Refinancing a home loan occurs when a borrower moves their existing mortgage to another. The main reason for this is typically to access a lower interest rate, which can bring down your monthly repayments, reduce the length of the loan, and reduce the amount of interest you pay on the loan. In short, refinancing is all about saving money.
Refinancing can often save you money in the long term but there are several upfront costs that you may have to fork out for in the short term.
The Gillard Government banned home loan early exit fees on new loans on 1 July 2011. However, if you borrowed your loan prior to this, you still may be charged them. Some lenders scrapped early exit fees but if you have to pay them, they can rack up into the thousands of dollars. Contact your current lender if you’re considering refinancing to see if you’ll be subject to early exit fees.

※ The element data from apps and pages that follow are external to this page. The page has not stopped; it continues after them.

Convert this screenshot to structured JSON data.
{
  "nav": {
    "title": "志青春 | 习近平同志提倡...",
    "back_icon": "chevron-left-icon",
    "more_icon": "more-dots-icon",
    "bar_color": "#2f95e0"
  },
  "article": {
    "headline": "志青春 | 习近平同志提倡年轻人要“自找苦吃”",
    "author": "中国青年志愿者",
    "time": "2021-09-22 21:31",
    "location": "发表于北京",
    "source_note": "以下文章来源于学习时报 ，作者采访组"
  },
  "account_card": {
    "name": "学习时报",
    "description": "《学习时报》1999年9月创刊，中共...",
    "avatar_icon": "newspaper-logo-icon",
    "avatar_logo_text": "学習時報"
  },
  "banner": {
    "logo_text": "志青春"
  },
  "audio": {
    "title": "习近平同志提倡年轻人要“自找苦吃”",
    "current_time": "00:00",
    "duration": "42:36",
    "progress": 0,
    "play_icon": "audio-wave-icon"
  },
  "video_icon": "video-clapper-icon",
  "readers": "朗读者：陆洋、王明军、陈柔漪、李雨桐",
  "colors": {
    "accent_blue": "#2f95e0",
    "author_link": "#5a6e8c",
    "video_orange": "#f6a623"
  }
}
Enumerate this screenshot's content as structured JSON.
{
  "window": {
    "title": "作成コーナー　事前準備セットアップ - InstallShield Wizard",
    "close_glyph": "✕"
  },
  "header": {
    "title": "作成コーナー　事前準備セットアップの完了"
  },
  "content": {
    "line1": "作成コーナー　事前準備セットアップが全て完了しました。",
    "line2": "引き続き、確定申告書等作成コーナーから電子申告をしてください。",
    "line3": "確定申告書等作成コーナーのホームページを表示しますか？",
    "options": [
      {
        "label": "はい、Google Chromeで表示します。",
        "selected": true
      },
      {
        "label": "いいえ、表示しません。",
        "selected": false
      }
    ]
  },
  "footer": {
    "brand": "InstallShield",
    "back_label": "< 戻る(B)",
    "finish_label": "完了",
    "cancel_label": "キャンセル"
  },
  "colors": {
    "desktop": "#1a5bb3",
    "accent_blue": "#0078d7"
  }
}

A fixed-rate mortgage means you’ll lock in your interest rate for a period of time, typically one to five years. If you refinance in this fixed period you’ll have to pay break fees, to cover the losses the lender may experience as a result of the loan not running for the originally agreed term. Break fees can be complex to calculate so it’s worth contacting your lender to ask for an estimate of how much it may be if you decide to refinance. Break fees are usually very expensive, so much so that in some cases that it’s recommended you hold off refinancing.
If you are switching home loans to a new to a new lender, you may be charged an application fee, also known as an establishment, set-up, or start-up fee. This is a one-time fee charged to cover the cost of processing and documentation of the mortgage. It can cost up to $700 but many lenders waive it in order to garner new business.
Lenders mortgage insurance (LMI) is charged when you borrow more than 80% of a property’s value from a lender. If you haven’t built up enough equity in your home or the property has dropped in value, you may have to pay LMI when refinancing. LMI can rack up into the tens of thousands and borrowing more money means you’ll pay more in interest over the life of the loan, so where possible it’s recommended you avoid paying LMI.
Refinancing is all about saving you more money on your home loan. If you had $350,000 still to pay on your mortgage over 20 years, at an interest rate of 3.5%, switching to us could save you $42,865 over the life of your loan. You’d also have access to unlimited redraws, unlimited additional repayments, and pay no ongoing fees.
Check out our refinance calculator to see how much you could save with us.
You may need to pay LMI if you’re borrowing more than 80% of your home’s value when refinancing. Check with your current lender to see how much equity you have in your home.
How much you can refinance a home for will often come down to the lender but you’ll typically need at least 5% equity in your home. Additionally, having less than 20% equity in your home will mean you have to pay LMI. 5% equity in your home. Additionally, having less than 20% equity in your home will mean you have to pay LMI.
You don’t legally need a solicitor to refinance, as your existing and current lender will typically work out all of the necessary paperwork. However, you still may want a conveyance or solicitor to review documents, so it can come down to the borrower's discretion.
Yes, refinancing with another lender is called an external refinance. It refers to moving your mortgage from one lender to a different one.
Yes, refinancing with your existing lender is called an internal refinance. It refers to moving your mortgage to a different product with the same lender.